Nearly three years after identifying the Gramm-Leach-Bliley Act (GLBA) annual privacy notice requirement as a candidate for streamlining, the CFPB issued a final rule earlier this week to allow financial institutions that meet certain requirements to deliver such notices using an alternative online delivery method.  The rule will be effective immediately upon its publication in the Federal Register.

Financial institutions have typically mailed these notices.  Under the CFPB’s final rule, a financial institution that meets the rule’s requirements will be able to save on mailing costs by posting its annual privacy notice on its website.  While offering potential benefits to banks and nonbanks, the CFPB’s final rule does not amend separate GLBA regulations that have been issued by the SEC, CFTC or FTC.  This means the CFPB’s final rule will not apply to an entity that is subject to the GLBA regulations of these other agencies.  For example, auto dealers for whom the FTC has GLBA rulewriting authority would not be able to take advantage of the CFPB’s final rule.

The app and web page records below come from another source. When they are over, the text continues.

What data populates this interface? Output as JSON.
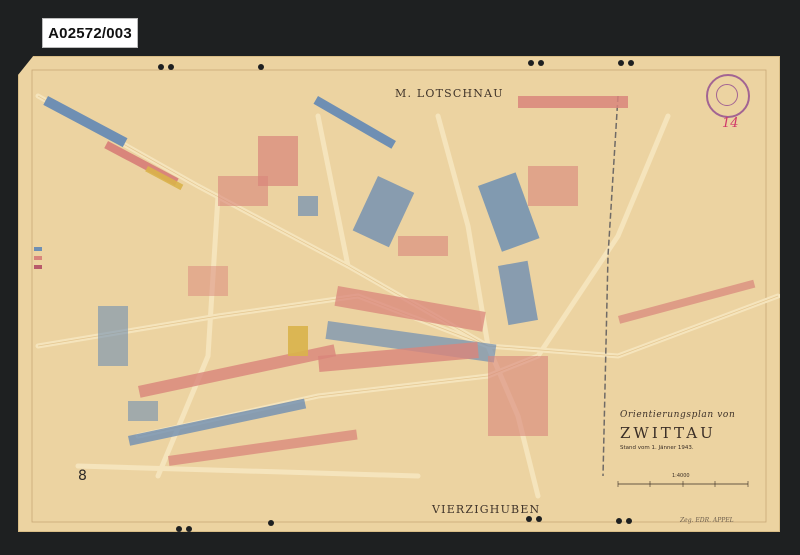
{
  "catalog_id": "A02572/003",
  "map": {
    "north_label": "M. LOTSCHNAU",
    "south_label": "VIERZIGHUBEN",
    "sheet_number": "8",
    "annotation": "14",
    "title_line1": "Orientierungsplan von",
    "title_line2": "ZWITTAU",
    "title_line3": "Stand vom 1. Jänner 1943.",
    "scale_label": "1:4000",
    "signature": "Zeg. EDR. APPEL",
    "colors": {
      "paper": "#ecd3a1",
      "road": "#f2dfb4",
      "rail": "#6f6a66",
      "building_blue": "#6f8fb3",
      "building_red": "#d9857b",
      "building_yellow": "#d9b24a",
      "stamp": "#8a3f8f",
      "annotation": "#d0386a"
    },
    "legend": [
      {
        "color": "#6f8fb3"
      },
      {
        "color": "#d9857b"
      },
      {
        "color": "#b85a6a"
      }
    ]
  }
}
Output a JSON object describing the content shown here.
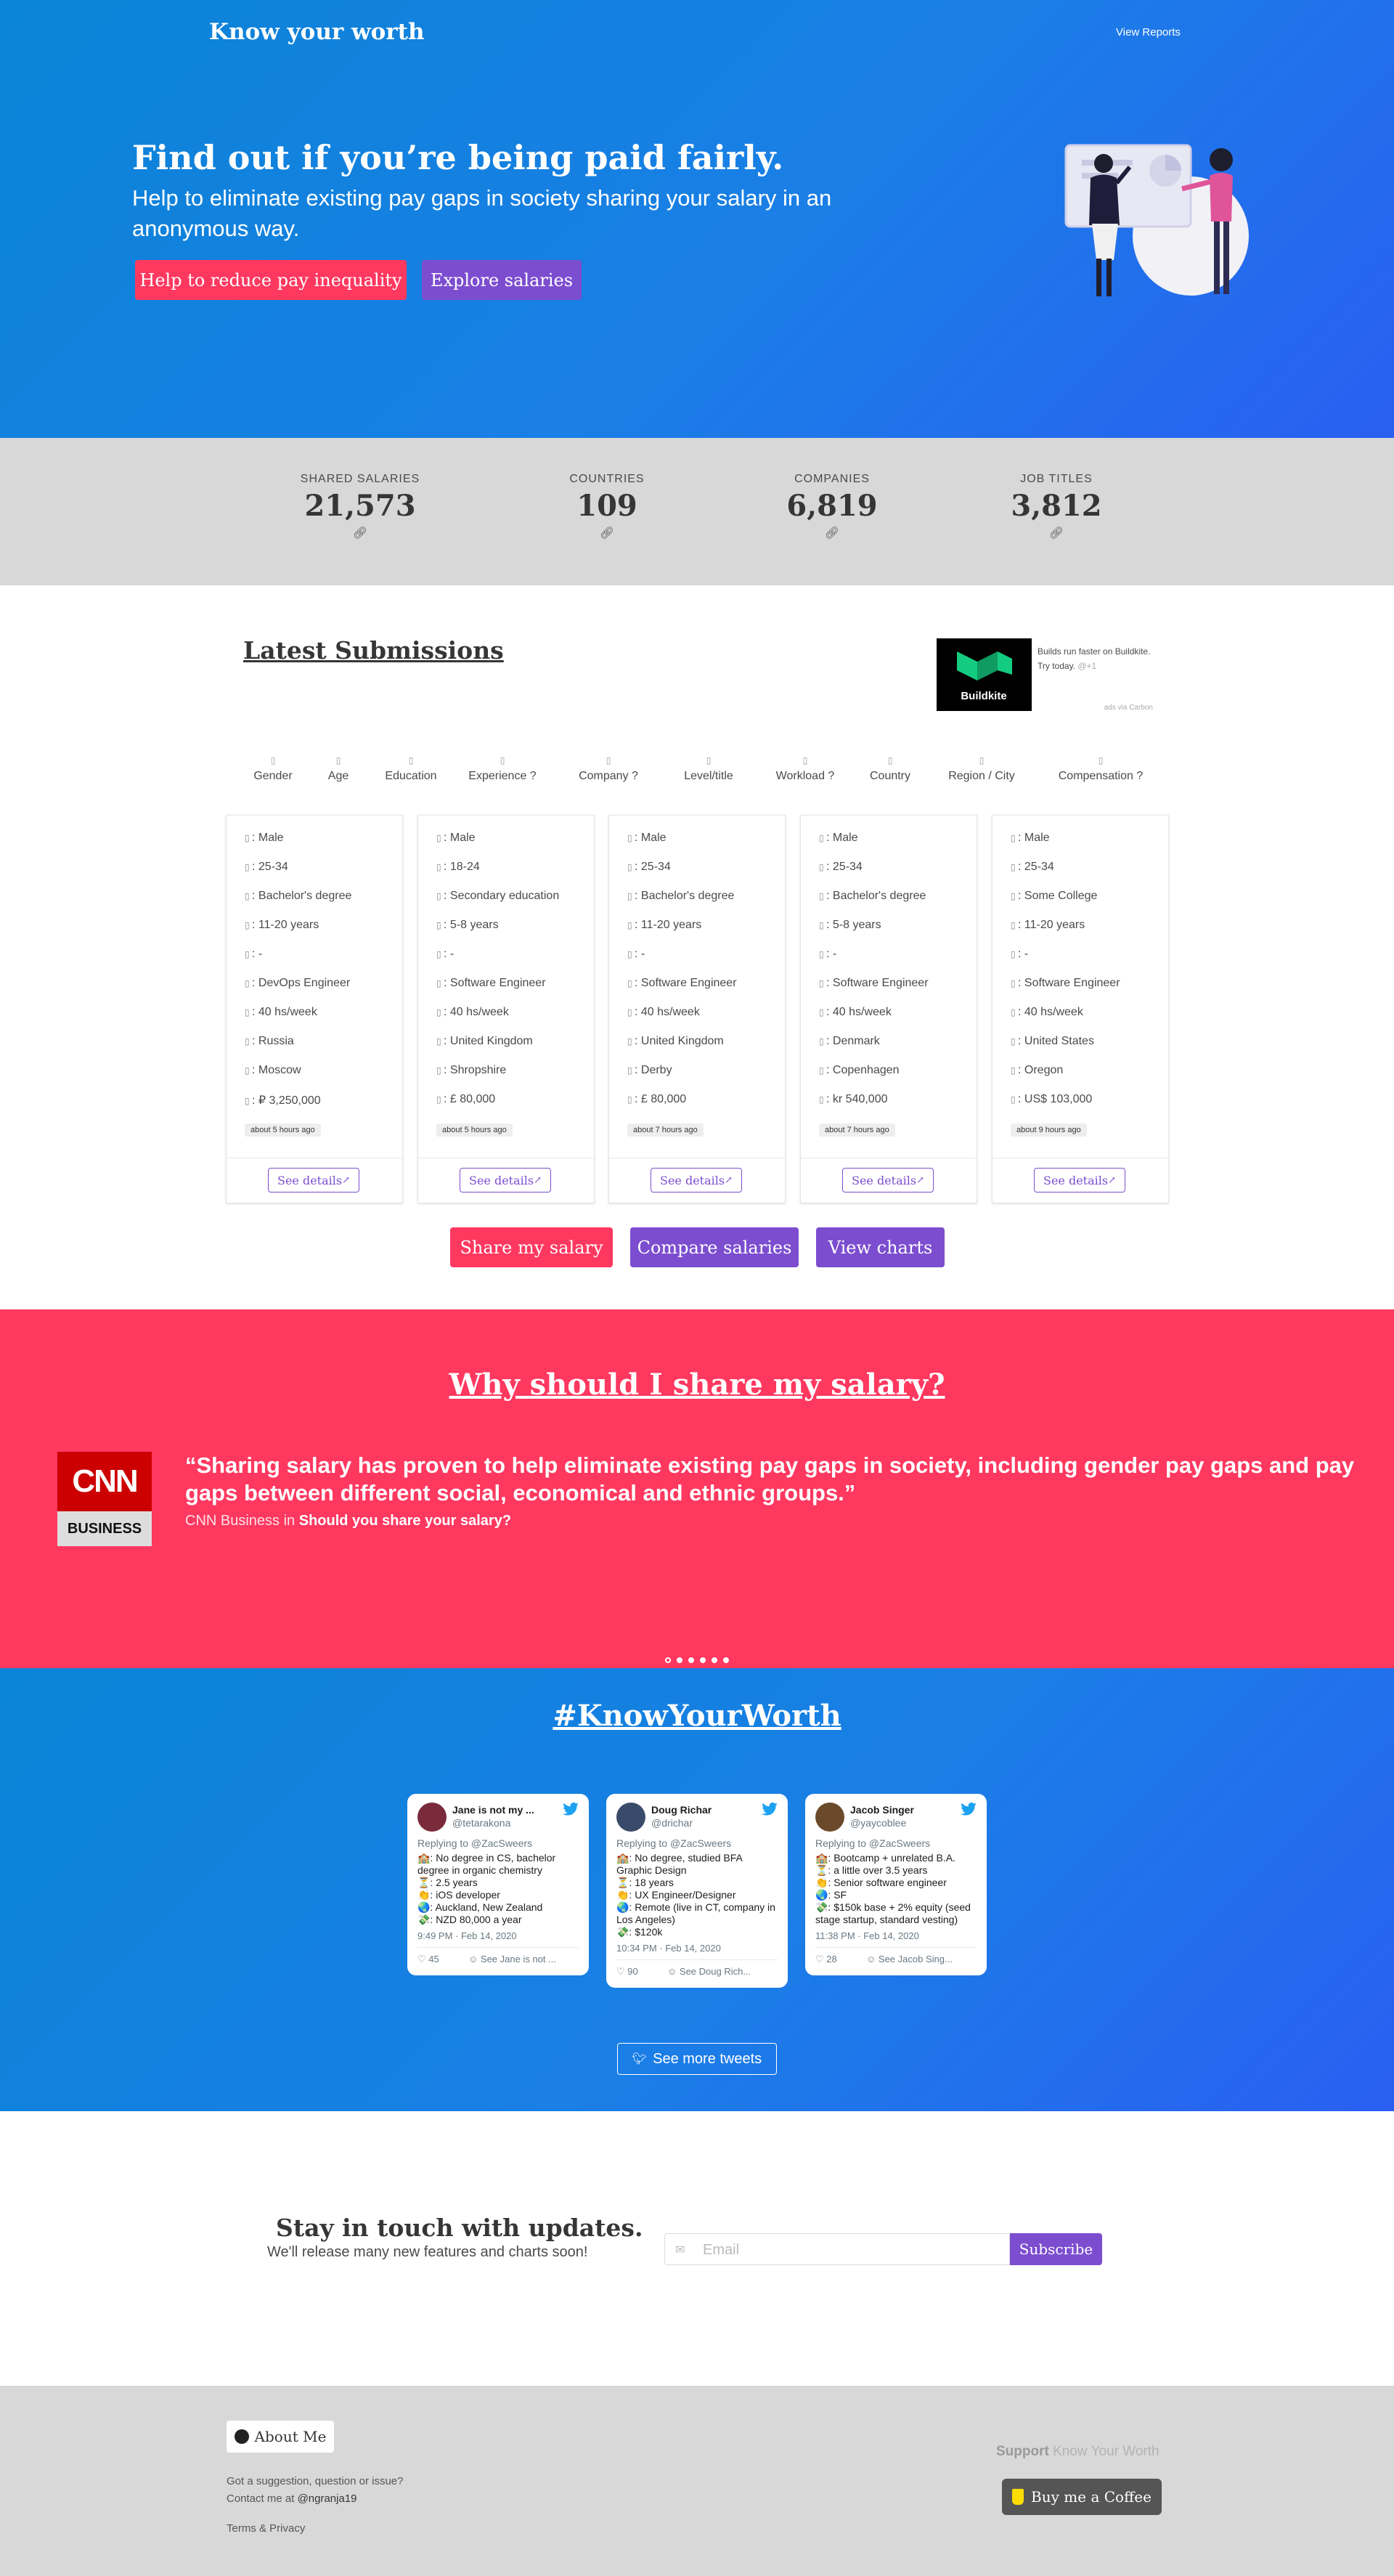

While industry is generally pleased with the CFPB’s issuance of the final rule, the CFPB’s progress on streamlining has been limited.  The GLBA annual privacy notice requirement was one of nine specific potential opportunities for streamlining regulations identified by the CFPB in the notice it published in December 2012.  In the notice, the CFPB also sought input from commenters on other streamlining opportunities.  Although two of the other specific opportunities identified by the CFPB have been addressed (the ATM sticker notice which was eliminated by Congress in 2012 and the credit card independent ability-to-pay requirement for applicants who are 21 or older which the CFPB eliminated last year), other streamlining opportunities identified by the CFPB and commenters continue to await the CFPB’s attention.  In the December 2012 notice, the CFPB suggested that it would focus on streamlining once it had completed the mortgage-related rulemaking required by Dodd-Frank.  Now that such rulemaking is nearly completed, we hope the CFPB will make streamlining a priority.

For a discussion of the rule’s requirements for using the alternative online delivery method, see our legal alert.